Exercise instructions ::
Look through the records that follow. Copy every line containing the word "outfit".

+++

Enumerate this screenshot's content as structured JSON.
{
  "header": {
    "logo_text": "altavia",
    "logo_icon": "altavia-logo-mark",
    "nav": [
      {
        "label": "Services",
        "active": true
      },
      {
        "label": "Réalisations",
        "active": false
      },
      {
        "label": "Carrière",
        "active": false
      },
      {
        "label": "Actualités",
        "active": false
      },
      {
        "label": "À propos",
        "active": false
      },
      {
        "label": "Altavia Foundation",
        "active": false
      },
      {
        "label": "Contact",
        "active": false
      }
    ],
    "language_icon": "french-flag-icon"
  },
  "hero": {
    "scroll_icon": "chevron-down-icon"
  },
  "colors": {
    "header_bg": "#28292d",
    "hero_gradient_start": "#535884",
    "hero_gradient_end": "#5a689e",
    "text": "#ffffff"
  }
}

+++

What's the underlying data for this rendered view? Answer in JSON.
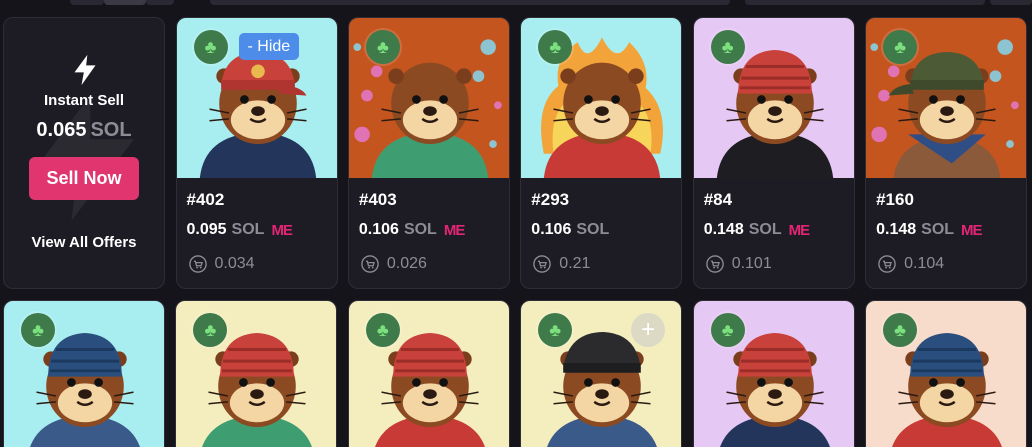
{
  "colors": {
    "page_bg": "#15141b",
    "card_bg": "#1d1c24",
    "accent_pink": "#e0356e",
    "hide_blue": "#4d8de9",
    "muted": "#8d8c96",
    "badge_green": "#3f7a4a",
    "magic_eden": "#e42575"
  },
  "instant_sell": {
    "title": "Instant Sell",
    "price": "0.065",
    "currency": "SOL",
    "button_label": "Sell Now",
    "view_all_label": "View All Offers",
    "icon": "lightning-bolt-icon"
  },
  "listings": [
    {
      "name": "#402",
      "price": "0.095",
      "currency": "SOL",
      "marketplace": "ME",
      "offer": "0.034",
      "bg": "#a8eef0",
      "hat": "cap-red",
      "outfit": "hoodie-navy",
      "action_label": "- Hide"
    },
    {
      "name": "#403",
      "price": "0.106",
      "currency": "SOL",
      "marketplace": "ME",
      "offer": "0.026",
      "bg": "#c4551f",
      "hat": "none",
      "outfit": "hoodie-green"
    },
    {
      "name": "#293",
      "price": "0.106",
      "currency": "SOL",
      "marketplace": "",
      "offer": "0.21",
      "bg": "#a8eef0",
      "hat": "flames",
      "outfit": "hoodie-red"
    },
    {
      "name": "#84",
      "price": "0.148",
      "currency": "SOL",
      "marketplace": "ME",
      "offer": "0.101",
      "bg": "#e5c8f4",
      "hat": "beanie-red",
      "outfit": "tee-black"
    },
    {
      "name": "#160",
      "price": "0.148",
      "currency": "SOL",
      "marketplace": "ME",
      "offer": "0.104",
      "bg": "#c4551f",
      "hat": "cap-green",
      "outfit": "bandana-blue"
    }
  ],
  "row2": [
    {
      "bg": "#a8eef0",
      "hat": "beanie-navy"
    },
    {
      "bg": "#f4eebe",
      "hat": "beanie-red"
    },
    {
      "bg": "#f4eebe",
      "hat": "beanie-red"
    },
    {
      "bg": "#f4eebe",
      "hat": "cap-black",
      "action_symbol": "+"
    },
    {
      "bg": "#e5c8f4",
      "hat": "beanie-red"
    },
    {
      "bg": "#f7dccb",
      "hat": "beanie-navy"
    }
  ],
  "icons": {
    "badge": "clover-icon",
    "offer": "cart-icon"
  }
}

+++

Your solution ::
      "outfit": "hoodie-navy",
      "outfit": "hoodie-green"
      "outfit": "hoodie-red"
      "outfit": "tee-black"
      "outfit": "bandana-blue"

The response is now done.